[TASK STATEMENT]
Print every entry again, precisely as written.

::: DATA SECTION :::

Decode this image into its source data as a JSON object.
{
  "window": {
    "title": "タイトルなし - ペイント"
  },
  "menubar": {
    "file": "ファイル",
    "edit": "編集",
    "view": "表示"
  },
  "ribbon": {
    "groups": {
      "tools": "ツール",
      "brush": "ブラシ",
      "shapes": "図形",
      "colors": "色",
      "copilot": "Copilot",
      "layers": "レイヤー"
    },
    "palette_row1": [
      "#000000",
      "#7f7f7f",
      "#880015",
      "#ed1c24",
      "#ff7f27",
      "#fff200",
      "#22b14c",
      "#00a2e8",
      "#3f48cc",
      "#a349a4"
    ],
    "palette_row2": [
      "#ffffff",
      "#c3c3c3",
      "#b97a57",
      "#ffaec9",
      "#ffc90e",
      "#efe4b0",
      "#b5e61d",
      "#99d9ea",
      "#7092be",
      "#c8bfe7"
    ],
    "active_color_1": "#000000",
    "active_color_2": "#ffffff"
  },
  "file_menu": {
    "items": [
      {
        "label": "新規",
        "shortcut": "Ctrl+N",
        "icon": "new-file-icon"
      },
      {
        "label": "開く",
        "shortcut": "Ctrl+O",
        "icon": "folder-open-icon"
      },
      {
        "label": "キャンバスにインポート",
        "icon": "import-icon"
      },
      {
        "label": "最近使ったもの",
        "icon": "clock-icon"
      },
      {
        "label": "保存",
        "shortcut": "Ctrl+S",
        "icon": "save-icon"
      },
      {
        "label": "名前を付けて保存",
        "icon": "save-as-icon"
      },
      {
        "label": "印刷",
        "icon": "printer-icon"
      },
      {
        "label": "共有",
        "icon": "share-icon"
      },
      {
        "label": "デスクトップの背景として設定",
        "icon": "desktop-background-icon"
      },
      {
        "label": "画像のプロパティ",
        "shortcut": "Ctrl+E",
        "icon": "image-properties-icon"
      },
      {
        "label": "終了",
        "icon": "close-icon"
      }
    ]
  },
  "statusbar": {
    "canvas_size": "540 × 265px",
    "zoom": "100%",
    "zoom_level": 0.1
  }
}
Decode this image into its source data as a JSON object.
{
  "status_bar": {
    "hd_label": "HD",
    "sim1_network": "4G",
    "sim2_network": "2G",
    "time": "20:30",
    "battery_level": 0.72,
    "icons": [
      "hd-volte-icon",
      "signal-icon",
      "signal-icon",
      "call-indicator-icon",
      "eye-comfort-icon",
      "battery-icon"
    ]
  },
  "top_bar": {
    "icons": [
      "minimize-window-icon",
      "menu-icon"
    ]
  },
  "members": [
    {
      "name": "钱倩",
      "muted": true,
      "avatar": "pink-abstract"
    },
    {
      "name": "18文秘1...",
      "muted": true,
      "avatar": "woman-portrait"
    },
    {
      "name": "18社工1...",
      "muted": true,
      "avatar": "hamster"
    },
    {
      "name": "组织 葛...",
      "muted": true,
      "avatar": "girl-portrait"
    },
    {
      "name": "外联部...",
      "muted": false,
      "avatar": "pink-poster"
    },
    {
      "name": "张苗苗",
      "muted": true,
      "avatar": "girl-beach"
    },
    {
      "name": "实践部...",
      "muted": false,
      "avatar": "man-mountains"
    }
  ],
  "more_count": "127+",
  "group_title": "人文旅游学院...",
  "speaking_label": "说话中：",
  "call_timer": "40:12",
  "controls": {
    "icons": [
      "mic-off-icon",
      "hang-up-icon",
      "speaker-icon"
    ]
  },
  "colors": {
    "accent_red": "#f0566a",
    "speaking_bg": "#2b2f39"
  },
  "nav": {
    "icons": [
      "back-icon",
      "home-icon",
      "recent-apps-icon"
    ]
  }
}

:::

[EXERCISE RESULT]
Decode this image into its source data as a JSON object.
{
  "window": {
    "title": "タイトルなし - ペイント"
  },
  "menubar": {
    "file": "ファイル",
    "edit": "編集",
    "view": "表示"
  },
  "ribbon": {
    "groups": {
      "tools": "ツール",
      "brush": "ブラシ",
      "shapes": "図形",
      "colors": "色",
      "copilot": "Copilot",
      "layers": "レイヤー"
    },
    "palette_row1": [
      "#000000",
      "#7f7f7f",
      "#880015",
      "#ed1c24",
      "#ff7f27",
      "#fff200",
      "#22b14c",
      "#00a2e8",
      "#3f48cc",
      "#a349a4"
    ],
    "palette_row2": [
      "#ffffff",
      "#c3c3c3",
      "#b97a57",
      "#ffaec9",
      "#ffc90e",
      "#efe4b0",
      "#b5e61d",
      "#99d9ea",
      "#7092be",
      "#c8bfe7"
    ],
    "active_color_1": "#000000",
    "active_color_2": "#ffffff"
  },
  "file_menu": {
    "items": [
      {
        "label": "新規",
        "shortcut": "Ctrl+N",
        "icon": "new-file-icon"
      },
      {
        "label": "開く",
        "shortcut": "Ctrl+O",
        "icon": "folder-open-icon"
      },
      {
        "label": "キャンバスにインポート",
        "icon": "import-icon"
      },
      {
        "label": "最近使ったもの",
        "icon": "clock-icon"
      },
      {
        "label": "保存",
        "shortcut": "Ctrl+S",
        "icon": "save-icon"
      },
      {
        "label": "名前を付けて保存",
        "icon": "save-as-icon"
      },
      {
        "label": "印刷",
        "icon": "printer-icon"
      },
      {
        "label": "共有",
        "icon": "share-icon"
      },
      {
        "label": "デスクトップの背景として設定",
        "icon": "desktop-background-icon"
      },
      {
        "label": "画像のプロパティ",
        "shortcut": "Ctrl+E",
        "icon": "image-properties-icon"
      },
      {
        "label": "終了",
        "icon": "close-icon"
      }
    ]
  },
  "statusbar": {
    "canvas_size": "540 × 265px",
    "zoom": "100%",
    "zoom_level": 0.1
  }
}
Decode this image into its source data as a JSON object.
{
  "status_bar": {
    "hd_label": "HD",
    "sim1_network": "4G",
    "sim2_network": "2G",
    "time": "20:30",
    "battery_level": 0.72,
    "icons": [
      "hd-volte-icon",
      "signal-icon",
      "signal-icon",
      "call-indicator-icon",
      "eye-comfort-icon",
      "battery-icon"
    ]
  },
  "top_bar": {
    "icons": [
      "minimize-window-icon",
      "menu-icon"
    ]
  },
  "members": [
    {
      "name": "钱倩",
      "muted": true,
      "avatar": "pink-abstract"
    },
    {
      "name": "18文秘1...",
      "muted": true,
      "avatar": "woman-portrait"
    },
    {
      "name": "18社工1...",
      "muted": true,
      "avatar": "hamster"
    },
    {
      "name": "组织 葛...",
      "muted": true,
      "avatar": "girl-portrait"
    },
    {
      "name": "外联部...",
      "muted": false,
      "avatar": "pink-poster"
    },
    {
      "name": "张苗苗",
      "muted": true,
      "avatar": "girl-beach"
    },
    {
      "name": "实践部...",
      "muted": false,
      "avatar": "man-mountains"
    }
  ],
  "more_count": "127+",
  "group_title": "人文旅游学院...",
  "speaking_label": "说话中：",
  "call_timer": "40:12",
  "controls": {
    "icons": [
      "mic-off-icon",
      "hang-up-icon",
      "speaker-icon"
    ]
  },
  "colors": {
    "accent_red": "#f0566a",
    "speaking_bg": "#2b2f39"
  },
  "nav": {
    "icons": [
      "back-icon",
      "home-icon",
      "recent-apps-icon"
    ]
  }
}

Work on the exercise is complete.